“You are lucky. Both my legs hurt.”
The patient looks at the doctor. His face is serious. The patient does not know what to make of the statement. He looks at the nurse. She smiles at him.
“ Crazy people. They have no better work. Pain in the legs, hands, head…what not!”, the doctor mumbles to the nurse after the patient has stepped out.
By afternoon, Dr KK has seen at least hundred patients. The repulsion is obvious on his face. But the hospital is happy- he generates numbers. His credentials on his cabin gleam in bold letters. After lunch, Dr KK has a little nap. Then he goes for rounds. He talks and even jokes with the interns and nurses. But with the patients, he is serious and quiet. He refuses to talk…or to listen. Perhaps it is his way of defence- of coping with the numbers. The less you listen and talk, the more you can take.
By the time he finishes rounds, his chauffeur is ready with the car. He doesn’t need to be told; he is familiar with the doctor’s daily routine- a routine that is seldom broken. He chauffeurs Dr KK to the hospital where he is a visiting consultant. He then parks the car and heads off for some evening refreshment. Meanwhile, Dr KK ‘does away’ with his patients for the next 2 hours. By 7pm, the chauffeur is ready with the car. It takes him only ten minutes to reach Dr KK’s home. There are patients waiting impatiently.
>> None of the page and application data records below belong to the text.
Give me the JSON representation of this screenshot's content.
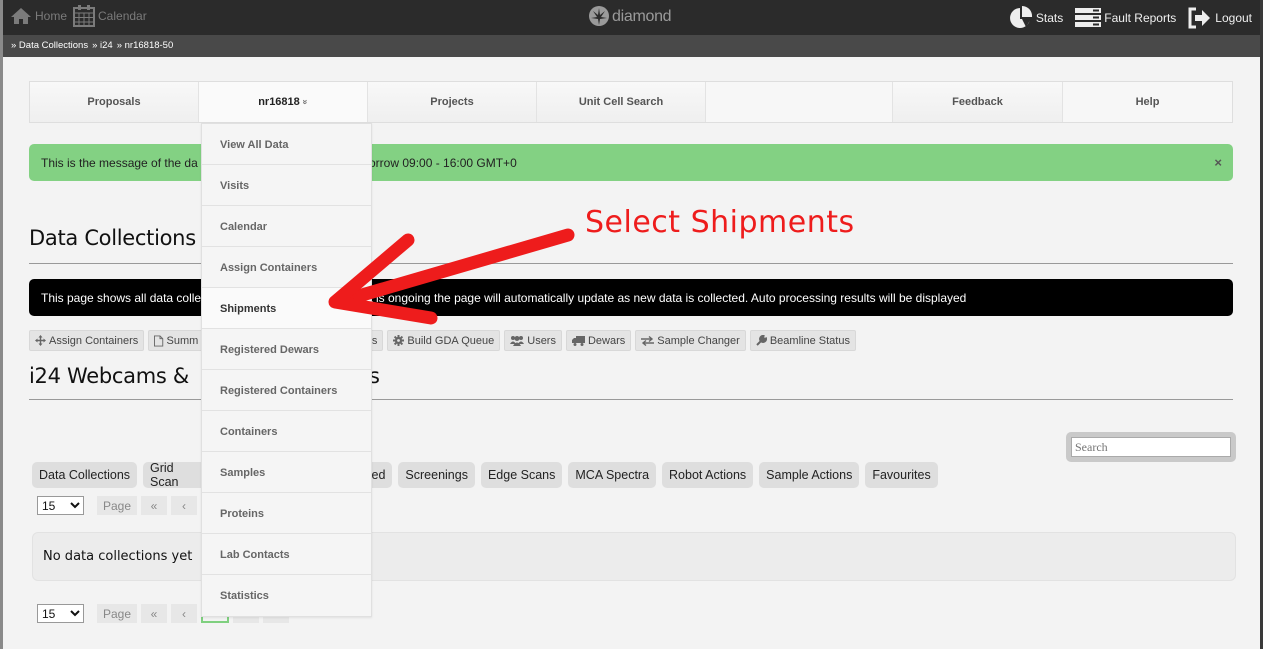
{
  "topbar": {
    "left_links": [
      {
        "label": "Home",
        "icon": "home-icon"
      },
      {
        "label": "Calendar",
        "icon": "calendar-icon"
      }
    ],
    "logo_text": "diamond",
    "right_links": [
      {
        "label": "Stats",
        "icon": "pie-chart-icon"
      },
      {
        "label": "Fault Reports",
        "icon": "server-icon"
      },
      {
        "label": "Logout",
        "icon": "logout-icon"
      }
    ]
  },
  "breadcrumb": [
    "» Data Collections",
    "» i24",
    "» nr16818-50"
  ],
  "mainnav": {
    "items": [
      {
        "label": "Proposals"
      },
      {
        "label": "nr16818",
        "caret": "»"
      },
      {
        "label": "Projects"
      },
      {
        "label": "Unit Cell Search"
      },
      {
        "label": ""
      },
      {
        "label": "Feedback"
      },
      {
        "label": "Help"
      }
    ]
  },
  "dropdown": {
    "items": [
      "View All Data",
      "Visits",
      "Calendar",
      "Assign Containers",
      "Shipments",
      "Registered Dewars",
      "Registered Containers",
      "Containers",
      "Samples",
      "Proteins",
      "Lab Contacts",
      "Statistics"
    ],
    "highlighted": "Shipments"
  },
  "alert": {
    "message": "This is the message of the day: Scheduled maintenance tomorrow 09:00 - 16:00 GMT+0",
    "visible_left": "This is the message of the da",
    "visible_right": "orrow 09:00 - 16:00 GMT+0",
    "close": "×",
    "color": "#83d183"
  },
  "headings": {
    "data_collections": "Data Collections",
    "webcams": "i24 Webcams & ",
    "webcams_tail": "s"
  },
  "infobar": {
    "visible_left": "This page shows all data colle",
    "visible_right": "e visit is ongoing the page will automatically update as new data is collected. Auto processing results will be displayed"
  },
  "action_buttons": [
    {
      "label": "Assign Containers",
      "icon": "move-icon"
    },
    {
      "label": "Summ",
      "icon": "file-icon"
    },
    {
      "label": "sit Stats",
      "icon": ""
    },
    {
      "label": "Build GDA Queue",
      "icon": "gear-icon"
    },
    {
      "label": "Users",
      "icon": "users-icon"
    },
    {
      "label": "Dewars",
      "icon": "truck-icon"
    },
    {
      "label": "Sample Changer",
      "icon": "exchange-icon"
    },
    {
      "label": "Beamline Status",
      "icon": "wrench-icon"
    }
  ],
  "tabs": [
    "Data Collections",
    "Grid Scan",
    "egrated",
    "Screenings",
    "Edge Scans",
    "MCA Spectra",
    "Robot Actions",
    "Sample Actions",
    "Favourites"
  ],
  "search": {
    "placeholder": "Search",
    "value": ""
  },
  "pager": {
    "per_page": "15",
    "page_label": "Page",
    "first": "«",
    "prev": "‹",
    "current": "1",
    "next": "›",
    "last": "»"
  },
  "empty_message": "No data collections yet",
  "annotation": {
    "text": "Select Shipments",
    "color": "#ee1c1c"
  }
}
The chauffeur parks the car, hands over the keys, and steps out of the gate, whistling to himself. He is done for the day, but for Dr KK, it is another 1-2 hours of practice.
Dr KK has no memory of his patients. He is unmoved- by life, by disease and by death. In truth, it is not his patients that he hates. He hates himself- all that he has become. He seems to miss something, but he is not aware of what that is. He lives in the belief that this is what it means to be in this profession. Every day, he resents his life. But the ignorance compels him to continue- with bitterness, frustration and insensitivity.
This is the kind of doctor we often meet today. The doctor who has learned early in his life to ‘switch off’ his mind, so as to be able to handle the pressures of his profession. The doctor who has been taught to believe that work can never be joyful, and that we have no choice but to work, in order to earn a livelihood. The doctor who does not feel the joy of a doctor-patient relationship; the doctor who does not know how to transform his interactions with patients into beautiful and fulfilling moments. The doctor who has replaced this joy with numbers- traded quality for quantity.
These are doctors who have forgotten to live- who no longer know the meaning of life. These are the doctors to whom we entrust our lives and the lives of the people we love.
“That is my mother…my son…my spouse on the hospital bed!”, we cry.
But what difference can it make in the mind of such a doctor who is so alienated from life and from human relationships?
It is in this context that doctors like Dr V P Gangadharan transform into Gods in our minds. For they are the exceptions. So what is it that moulds our doctors into these walking corpses that are so alienated from life?